#### [Activity]
The response must match the data below exactly, line for line.

#### [Data for processing]
▼

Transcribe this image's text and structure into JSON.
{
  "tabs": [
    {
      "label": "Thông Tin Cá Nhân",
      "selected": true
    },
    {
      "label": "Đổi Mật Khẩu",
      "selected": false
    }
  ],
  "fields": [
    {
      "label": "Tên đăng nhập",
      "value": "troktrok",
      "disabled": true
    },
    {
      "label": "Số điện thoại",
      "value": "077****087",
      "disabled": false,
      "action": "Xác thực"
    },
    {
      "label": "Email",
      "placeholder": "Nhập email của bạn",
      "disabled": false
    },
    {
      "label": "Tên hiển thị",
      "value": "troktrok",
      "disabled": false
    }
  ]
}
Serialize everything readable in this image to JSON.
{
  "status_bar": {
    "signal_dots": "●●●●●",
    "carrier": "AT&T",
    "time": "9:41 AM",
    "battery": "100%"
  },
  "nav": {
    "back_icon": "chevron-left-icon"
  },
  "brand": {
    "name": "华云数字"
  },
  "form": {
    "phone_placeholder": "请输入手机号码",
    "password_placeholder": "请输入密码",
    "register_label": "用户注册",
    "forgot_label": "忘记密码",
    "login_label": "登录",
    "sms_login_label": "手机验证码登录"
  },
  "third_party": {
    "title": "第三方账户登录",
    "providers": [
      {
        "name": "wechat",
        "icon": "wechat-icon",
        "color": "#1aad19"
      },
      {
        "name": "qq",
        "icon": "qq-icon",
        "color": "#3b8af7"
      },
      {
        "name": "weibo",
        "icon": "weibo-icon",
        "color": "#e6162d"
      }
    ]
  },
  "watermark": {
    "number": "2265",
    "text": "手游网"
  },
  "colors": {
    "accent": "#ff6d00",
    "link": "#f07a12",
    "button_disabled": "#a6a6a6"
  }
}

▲

#### [Output of the exercise]
Transcribe this image's text and structure into JSON.
{
  "tabs": [
    {
      "label": "Thông Tin Cá Nhân",
      "selected": true
    },
    {
      "label": "Đổi Mật Khẩu",
      "selected": false
    }
  ],
  "fields": [
    {
      "label": "Tên đăng nhập",
      "value": "troktrok",
      "disabled": true
    },
    {
      "label": "Số điện thoại",
      "value": "077****087",
      "disabled": false,
      "action": "Xác thực"
    },
    {
      "label": "Email",
      "placeholder": "Nhập email của bạn",
      "disabled": false
    },
    {
      "label": "Tên hiển thị",
      "value": "troktrok",
      "disabled": false
    }
  ]
}
Serialize everything readable in this image to JSON.
{
  "status_bar": {
    "signal_dots": "●●●●●",
    "carrier": "AT&T",
    "time": "9:41 AM",
    "battery": "100%"
  },
  "nav": {
    "back_icon": "chevron-left-icon"
  },
  "brand": {
    "name": "华云数字"
  },
  "form": {
    "phone_placeholder": "请输入手机号码",
    "password_placeholder": "请输入密码",
    "register_label": "用户注册",
    "forgot_label": "忘记密码",
    "login_label": "登录",
    "sms_login_label": "手机验证码登录"
  },
  "third_party": {
    "title": "第三方账户登录",
    "providers": [
      {
        "name": "wechat",
        "icon": "wechat-icon",
        "color": "#1aad19"
      },
      {
        "name": "qq",
        "icon": "qq-icon",
        "color": "#3b8af7"
      },
      {
        "name": "weibo",
        "icon": "weibo-icon",
        "color": "#e6162d"
      }
    ]
  },
  "watermark": {
    "number": "2265",
    "text": "手游网"
  },
  "colors": {
    "accent": "#ff6d00",
    "link": "#f07a12",
    "button_disabled": "#a6a6a6"
  }
}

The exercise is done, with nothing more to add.